The administrator has disabled public write access.

Re: 4 specific questions 19 Dec 2000 22:57 #1000

  • Avalon
  • Avalon's Avatar
  • Platinum Boarder
  • Posts: 405
#1: If you do a search, you should find RoxyV's(I think) response to this question. He said it much better than i ever could.

#2: Depends on the product. You can have the nicest theater in the world, but nothing worth seeing on the screen. Also, expect weather to effect attendence -- home games, TV shows, concerts, alignment of the planets have their effect, also. There is no concrete formula i know of.

#3: Older films cost the same or more. I have college town so i play art films. My last theater was in a mill town. I played 1st-run. Your customer base will determine what you play.

#4: $45k a year? If I made half that I'd be driving somehting other than a $1500 minivan and a 30 year old Harley Davidson. It will be a long road before you even make minimum wage. Yes, your emplyees will make more than you. Welcome to your life in the theater biz.
Paul Turner
Avalon Cinema
The administrator has disabled public write access.

Re: 4 specific questions 21 Dec 2000 11:14 #1001

  • Mike
  • Mike's Avatar
  • Administrator
  • Posts: 5522
  • Thank you received: 105
Hi Mike............ while much of this business is unknowable except via seat of the pant acquisition the internet has helped a lot........ Never before in written form you can now find excellent dissertations on every subject of interest to ourselves.

To begin: reset the search date on the browser for each subject to "show all of last year" and that will suitably bury you.

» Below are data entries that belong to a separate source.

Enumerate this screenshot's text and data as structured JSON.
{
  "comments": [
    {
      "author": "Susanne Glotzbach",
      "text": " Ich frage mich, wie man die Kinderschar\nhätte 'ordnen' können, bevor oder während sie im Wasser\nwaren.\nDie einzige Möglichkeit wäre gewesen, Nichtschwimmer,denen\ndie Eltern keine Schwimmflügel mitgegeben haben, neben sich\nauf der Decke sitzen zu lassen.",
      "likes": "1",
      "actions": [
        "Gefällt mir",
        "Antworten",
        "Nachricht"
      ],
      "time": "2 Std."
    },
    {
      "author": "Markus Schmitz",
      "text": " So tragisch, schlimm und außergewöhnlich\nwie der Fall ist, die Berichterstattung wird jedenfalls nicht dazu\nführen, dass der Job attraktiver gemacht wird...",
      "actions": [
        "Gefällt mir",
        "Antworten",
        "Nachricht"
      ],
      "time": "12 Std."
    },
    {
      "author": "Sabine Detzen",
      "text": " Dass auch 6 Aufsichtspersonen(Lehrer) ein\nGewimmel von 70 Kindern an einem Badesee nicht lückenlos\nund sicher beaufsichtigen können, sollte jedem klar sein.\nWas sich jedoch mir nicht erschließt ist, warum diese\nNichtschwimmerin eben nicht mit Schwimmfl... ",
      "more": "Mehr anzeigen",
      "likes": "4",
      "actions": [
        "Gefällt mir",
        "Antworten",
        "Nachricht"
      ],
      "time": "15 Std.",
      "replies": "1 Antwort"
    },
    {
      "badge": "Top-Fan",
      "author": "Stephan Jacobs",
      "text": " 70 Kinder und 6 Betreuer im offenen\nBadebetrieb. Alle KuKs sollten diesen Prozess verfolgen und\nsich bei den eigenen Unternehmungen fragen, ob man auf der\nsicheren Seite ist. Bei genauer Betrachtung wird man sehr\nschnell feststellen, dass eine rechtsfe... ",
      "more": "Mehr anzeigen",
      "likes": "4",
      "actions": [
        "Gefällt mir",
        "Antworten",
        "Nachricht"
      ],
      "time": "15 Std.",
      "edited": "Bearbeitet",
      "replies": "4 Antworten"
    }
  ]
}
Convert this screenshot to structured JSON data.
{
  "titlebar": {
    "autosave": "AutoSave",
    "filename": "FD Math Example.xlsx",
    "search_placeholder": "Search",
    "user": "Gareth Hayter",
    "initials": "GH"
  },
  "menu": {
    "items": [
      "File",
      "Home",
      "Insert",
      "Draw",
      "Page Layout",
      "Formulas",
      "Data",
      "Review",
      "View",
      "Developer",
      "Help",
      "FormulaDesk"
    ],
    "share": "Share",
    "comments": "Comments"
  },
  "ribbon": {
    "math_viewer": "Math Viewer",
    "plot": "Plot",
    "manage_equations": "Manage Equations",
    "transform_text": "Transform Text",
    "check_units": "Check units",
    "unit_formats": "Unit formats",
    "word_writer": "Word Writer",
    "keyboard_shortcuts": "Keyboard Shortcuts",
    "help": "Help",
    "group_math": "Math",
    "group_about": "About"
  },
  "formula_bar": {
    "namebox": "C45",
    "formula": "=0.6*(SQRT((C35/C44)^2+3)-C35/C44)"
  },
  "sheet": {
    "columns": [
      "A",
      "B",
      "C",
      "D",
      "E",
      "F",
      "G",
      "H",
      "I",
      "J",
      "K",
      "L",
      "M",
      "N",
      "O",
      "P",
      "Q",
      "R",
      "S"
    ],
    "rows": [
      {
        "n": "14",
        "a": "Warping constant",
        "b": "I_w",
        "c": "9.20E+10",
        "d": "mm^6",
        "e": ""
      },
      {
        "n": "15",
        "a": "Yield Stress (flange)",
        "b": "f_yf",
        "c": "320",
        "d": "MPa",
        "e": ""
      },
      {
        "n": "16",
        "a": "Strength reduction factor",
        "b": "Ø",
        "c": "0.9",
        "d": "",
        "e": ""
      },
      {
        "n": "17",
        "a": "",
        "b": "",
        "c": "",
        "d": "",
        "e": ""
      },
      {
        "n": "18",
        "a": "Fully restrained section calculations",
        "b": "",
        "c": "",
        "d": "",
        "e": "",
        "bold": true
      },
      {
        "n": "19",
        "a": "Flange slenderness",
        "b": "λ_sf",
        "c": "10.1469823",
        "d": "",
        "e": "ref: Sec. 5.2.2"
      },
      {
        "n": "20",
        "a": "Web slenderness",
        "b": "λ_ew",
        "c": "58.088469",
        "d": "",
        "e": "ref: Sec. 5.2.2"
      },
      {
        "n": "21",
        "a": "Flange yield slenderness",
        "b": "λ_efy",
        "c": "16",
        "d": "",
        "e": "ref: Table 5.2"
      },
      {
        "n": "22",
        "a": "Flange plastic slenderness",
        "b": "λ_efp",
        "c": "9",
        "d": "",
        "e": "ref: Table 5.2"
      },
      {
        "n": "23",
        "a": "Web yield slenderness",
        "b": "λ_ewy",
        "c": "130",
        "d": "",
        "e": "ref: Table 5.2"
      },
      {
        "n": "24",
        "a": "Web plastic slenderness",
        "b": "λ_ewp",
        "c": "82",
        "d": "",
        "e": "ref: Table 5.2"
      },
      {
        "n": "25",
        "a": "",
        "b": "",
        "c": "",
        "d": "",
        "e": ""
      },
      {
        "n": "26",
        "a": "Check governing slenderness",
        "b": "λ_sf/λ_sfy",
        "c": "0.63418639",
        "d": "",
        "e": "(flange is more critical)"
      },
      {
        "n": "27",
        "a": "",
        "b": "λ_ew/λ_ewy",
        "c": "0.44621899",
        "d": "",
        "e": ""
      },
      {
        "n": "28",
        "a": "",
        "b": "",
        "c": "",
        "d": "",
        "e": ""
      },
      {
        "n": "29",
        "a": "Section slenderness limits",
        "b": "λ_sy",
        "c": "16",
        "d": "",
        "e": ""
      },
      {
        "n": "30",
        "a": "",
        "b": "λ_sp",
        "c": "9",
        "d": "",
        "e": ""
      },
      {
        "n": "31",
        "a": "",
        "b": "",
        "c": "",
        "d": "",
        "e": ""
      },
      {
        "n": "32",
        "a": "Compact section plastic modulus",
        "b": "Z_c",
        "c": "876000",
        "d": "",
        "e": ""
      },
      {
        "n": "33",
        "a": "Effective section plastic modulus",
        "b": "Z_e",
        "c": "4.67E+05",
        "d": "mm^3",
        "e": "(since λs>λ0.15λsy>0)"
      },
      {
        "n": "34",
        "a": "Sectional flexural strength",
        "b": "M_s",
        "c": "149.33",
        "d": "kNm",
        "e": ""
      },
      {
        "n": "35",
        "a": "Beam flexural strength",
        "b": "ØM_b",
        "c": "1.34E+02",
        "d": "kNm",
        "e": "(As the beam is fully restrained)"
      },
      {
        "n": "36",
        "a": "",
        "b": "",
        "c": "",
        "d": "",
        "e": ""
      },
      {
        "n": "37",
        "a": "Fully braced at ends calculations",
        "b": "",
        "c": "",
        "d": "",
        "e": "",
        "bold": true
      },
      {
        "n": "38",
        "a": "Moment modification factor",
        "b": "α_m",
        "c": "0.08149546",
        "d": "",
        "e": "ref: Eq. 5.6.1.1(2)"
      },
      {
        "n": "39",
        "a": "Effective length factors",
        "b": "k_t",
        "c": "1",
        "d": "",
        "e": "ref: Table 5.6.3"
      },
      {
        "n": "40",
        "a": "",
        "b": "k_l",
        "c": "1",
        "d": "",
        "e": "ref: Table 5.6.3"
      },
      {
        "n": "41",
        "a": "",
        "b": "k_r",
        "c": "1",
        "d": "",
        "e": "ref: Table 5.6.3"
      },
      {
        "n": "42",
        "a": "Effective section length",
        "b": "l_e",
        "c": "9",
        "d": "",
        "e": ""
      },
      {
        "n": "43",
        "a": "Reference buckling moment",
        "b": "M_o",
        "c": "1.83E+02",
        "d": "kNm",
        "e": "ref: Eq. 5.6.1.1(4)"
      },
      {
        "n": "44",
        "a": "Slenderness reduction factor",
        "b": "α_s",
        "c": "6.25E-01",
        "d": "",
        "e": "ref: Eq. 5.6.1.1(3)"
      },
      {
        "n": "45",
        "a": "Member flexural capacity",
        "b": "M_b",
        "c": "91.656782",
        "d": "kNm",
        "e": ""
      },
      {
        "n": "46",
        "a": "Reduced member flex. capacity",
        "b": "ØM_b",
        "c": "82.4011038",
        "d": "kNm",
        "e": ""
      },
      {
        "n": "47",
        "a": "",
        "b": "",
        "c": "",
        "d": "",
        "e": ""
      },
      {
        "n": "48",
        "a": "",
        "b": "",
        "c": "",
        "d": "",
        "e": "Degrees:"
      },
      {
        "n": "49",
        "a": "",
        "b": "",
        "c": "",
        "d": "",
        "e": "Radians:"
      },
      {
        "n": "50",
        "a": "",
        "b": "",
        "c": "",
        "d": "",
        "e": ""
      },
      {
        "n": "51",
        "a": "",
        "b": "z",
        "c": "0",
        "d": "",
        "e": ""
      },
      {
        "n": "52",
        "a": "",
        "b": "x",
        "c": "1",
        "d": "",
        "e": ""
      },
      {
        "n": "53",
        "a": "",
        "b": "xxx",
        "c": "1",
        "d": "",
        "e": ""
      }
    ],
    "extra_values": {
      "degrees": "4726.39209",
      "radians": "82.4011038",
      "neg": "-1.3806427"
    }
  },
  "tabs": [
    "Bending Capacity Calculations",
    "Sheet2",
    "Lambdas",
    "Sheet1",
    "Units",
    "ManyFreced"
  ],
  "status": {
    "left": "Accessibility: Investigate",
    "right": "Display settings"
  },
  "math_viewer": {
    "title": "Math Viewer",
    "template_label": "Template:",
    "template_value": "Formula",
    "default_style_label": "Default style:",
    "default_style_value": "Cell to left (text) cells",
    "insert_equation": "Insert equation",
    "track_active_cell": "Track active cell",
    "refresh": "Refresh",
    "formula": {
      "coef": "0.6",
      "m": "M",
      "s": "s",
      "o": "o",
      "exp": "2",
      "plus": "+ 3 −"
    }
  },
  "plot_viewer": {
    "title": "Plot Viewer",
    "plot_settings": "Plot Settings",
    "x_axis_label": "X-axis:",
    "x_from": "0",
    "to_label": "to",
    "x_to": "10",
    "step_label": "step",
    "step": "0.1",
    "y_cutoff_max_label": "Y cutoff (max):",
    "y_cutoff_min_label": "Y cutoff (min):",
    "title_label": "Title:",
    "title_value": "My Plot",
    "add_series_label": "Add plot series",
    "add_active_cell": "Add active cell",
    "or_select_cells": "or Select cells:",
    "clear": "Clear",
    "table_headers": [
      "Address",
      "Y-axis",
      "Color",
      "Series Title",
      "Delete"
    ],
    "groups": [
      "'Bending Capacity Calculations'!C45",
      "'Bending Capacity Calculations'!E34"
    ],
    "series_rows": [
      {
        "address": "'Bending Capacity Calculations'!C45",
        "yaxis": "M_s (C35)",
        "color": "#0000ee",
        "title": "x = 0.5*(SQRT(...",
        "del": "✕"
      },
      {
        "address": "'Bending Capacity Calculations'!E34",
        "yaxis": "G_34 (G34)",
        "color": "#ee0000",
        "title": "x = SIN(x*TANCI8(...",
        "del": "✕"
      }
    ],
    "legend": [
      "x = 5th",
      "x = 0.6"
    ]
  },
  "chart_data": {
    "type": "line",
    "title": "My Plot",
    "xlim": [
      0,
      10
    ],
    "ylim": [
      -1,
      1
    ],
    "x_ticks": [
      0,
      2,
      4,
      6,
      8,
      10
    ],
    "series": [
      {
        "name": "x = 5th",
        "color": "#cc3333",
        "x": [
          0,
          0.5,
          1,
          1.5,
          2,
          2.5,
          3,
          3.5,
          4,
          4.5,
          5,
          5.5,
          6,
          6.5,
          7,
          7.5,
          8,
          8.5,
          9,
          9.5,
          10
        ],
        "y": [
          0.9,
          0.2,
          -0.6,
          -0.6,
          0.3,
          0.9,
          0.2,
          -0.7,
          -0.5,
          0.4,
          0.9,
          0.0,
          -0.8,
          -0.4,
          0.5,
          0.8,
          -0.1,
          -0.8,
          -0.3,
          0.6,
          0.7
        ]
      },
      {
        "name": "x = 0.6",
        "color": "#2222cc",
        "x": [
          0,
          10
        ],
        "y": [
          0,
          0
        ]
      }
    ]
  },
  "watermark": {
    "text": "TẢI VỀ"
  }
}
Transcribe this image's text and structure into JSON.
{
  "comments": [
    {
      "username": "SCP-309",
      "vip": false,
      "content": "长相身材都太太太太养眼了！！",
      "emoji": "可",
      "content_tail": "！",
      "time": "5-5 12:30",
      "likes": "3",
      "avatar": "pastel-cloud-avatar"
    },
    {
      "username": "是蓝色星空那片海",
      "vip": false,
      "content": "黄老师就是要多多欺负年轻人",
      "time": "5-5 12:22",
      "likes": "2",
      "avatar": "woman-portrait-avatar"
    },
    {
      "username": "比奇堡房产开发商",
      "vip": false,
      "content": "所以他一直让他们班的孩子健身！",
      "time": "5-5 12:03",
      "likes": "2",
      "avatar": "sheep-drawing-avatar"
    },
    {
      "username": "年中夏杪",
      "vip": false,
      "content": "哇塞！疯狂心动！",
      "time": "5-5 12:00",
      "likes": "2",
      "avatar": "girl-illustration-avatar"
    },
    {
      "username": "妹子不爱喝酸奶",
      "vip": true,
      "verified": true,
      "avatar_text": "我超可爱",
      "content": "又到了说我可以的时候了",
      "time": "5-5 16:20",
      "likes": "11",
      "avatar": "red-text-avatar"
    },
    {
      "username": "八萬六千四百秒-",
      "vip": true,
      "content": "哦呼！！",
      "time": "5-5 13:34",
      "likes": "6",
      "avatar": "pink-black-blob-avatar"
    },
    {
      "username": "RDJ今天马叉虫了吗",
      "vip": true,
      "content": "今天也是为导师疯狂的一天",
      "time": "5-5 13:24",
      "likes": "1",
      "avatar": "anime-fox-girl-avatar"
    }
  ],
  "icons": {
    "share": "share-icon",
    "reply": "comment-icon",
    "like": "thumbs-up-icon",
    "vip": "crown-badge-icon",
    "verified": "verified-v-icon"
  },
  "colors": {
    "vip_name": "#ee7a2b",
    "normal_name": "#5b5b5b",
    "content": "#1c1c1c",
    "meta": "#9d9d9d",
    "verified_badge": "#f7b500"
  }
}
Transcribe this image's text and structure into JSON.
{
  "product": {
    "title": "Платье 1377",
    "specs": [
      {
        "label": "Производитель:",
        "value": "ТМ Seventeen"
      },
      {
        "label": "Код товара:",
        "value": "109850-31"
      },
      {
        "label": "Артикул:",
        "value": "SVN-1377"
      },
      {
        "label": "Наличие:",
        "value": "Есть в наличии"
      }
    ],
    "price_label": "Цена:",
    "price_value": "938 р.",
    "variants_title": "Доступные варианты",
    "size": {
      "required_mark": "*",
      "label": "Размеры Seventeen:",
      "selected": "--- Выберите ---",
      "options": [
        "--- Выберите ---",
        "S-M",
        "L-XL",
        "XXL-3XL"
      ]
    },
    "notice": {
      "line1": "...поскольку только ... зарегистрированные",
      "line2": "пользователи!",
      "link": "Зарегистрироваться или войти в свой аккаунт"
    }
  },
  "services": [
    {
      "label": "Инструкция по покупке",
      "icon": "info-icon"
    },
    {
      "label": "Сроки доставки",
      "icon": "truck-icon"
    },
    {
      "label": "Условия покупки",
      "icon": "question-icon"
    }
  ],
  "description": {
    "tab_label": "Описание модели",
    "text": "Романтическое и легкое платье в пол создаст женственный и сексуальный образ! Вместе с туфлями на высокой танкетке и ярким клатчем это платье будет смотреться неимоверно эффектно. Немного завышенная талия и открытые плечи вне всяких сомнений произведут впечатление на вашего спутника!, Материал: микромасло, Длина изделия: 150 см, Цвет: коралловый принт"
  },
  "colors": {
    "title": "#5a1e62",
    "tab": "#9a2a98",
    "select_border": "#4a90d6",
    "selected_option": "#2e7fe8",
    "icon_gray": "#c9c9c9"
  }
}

#1 "small second run" means you'll rarely get into the 90/10 as thios most applies to big, busy, sell out, packed theatres. In 7 years I've never had to deal with it. You'll pay minimum and flat fees vs. 35 or 30 % in a second run place. Older films, classics, are often the most expensive in terms of flat fee rentals. Also: shipping will chew you up on the classics.

#2 Too hard to project. Is the area scary? Near parking? Near a college? What's the demographics? A town of 20,000 should be able to support 2 theatres and maybe a sub-run such as you are suggesting. The problem is you'll be incredibly restricted by one screen!

#3 As population goes gourmets go down. My experience was that there simply wasn't enough people to justify this type of programming in a for profit setting in a small town. If it was me I'd be booking 3-4 pictures and showing them on different times each day. I'd want more screens.

#4 Our 3 screen nets about 40 without paying my wife or I for the 80 hours per week we put in. Can it generate that on one screen? No, I don't believe so. However, if you have a college and or liberal area that loves film and just isn't being served there is a living to be made. I'd have to know your market before I answered that one.

Go out on a Monday night to the movies. Walk into each theatre and count how many are inside. Go Tuesday, etc, etc.

Get a part time job working at a local theatre.
Best of luck!
Michael Hurley
The administrator has disabled public write access.
  • Page:
  • 1
Time to create page: 0.606 seconds
attraction attraction